Color or colour (see spelling differences) is the visual perceptual property corresponding in humans to the categories called red, green, blue and others. Color derives from the spectrum of light (distribution of light power versus wavelength) interacting in the eye with the spectral sensitivities of the light receptors. Color categories and physical specifications of color are also associated with objects, materials, light sources, etc., based on their physical properties such as light absorption, reflection, or emission spectra. By defining a color space, colors can be identified numerically by their coordinates.

Because perception of color stems from the varying spectral sensitivity of different types of cone cells in the retina to different parts of the spectrum, colors may be defined and quantified by the degree to which they stimulate these cells.
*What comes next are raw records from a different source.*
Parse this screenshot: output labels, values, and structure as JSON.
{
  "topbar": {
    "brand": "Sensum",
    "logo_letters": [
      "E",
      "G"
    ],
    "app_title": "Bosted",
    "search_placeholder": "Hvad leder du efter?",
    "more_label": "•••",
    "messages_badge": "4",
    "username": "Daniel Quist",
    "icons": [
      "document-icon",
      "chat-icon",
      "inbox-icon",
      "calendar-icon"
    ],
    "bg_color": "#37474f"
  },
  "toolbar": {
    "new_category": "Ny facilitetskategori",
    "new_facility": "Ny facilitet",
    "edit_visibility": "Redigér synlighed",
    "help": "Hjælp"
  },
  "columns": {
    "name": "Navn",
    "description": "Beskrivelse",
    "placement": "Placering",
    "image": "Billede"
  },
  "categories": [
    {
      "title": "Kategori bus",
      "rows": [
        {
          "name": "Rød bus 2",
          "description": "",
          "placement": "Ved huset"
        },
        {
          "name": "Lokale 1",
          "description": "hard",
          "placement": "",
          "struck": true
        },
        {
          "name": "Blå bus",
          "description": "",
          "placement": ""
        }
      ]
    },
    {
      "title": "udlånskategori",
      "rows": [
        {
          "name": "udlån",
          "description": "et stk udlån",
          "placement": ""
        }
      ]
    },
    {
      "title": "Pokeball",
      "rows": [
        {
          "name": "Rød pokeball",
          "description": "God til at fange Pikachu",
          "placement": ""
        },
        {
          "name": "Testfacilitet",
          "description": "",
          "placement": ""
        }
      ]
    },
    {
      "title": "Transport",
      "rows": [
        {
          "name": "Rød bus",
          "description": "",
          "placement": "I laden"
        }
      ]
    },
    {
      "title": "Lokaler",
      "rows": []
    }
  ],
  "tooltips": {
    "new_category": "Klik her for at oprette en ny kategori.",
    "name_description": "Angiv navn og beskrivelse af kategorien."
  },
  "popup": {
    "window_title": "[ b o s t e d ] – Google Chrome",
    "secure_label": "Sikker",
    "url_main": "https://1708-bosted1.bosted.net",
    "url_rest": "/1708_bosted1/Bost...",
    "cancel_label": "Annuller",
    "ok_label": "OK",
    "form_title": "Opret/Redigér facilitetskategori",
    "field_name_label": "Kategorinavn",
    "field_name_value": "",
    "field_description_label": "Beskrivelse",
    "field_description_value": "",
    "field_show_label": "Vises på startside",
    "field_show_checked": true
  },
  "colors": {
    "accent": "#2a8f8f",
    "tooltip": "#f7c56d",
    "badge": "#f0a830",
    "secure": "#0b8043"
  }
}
These physical or physiological quantifications of color, however, do not fully explain the psychophysical perception of color appearance.

The science of color is sometimes called chromatics, colorimetry, or simply color science. It includes the perception of color by the human eye and brain, the origin of color in materials, color theory in art, and the physics of electromagnetic radiation in the visible range (that is, what we commonly refer to simply as light).

This text uses material from Wikipedia, licensed under CC BY-SA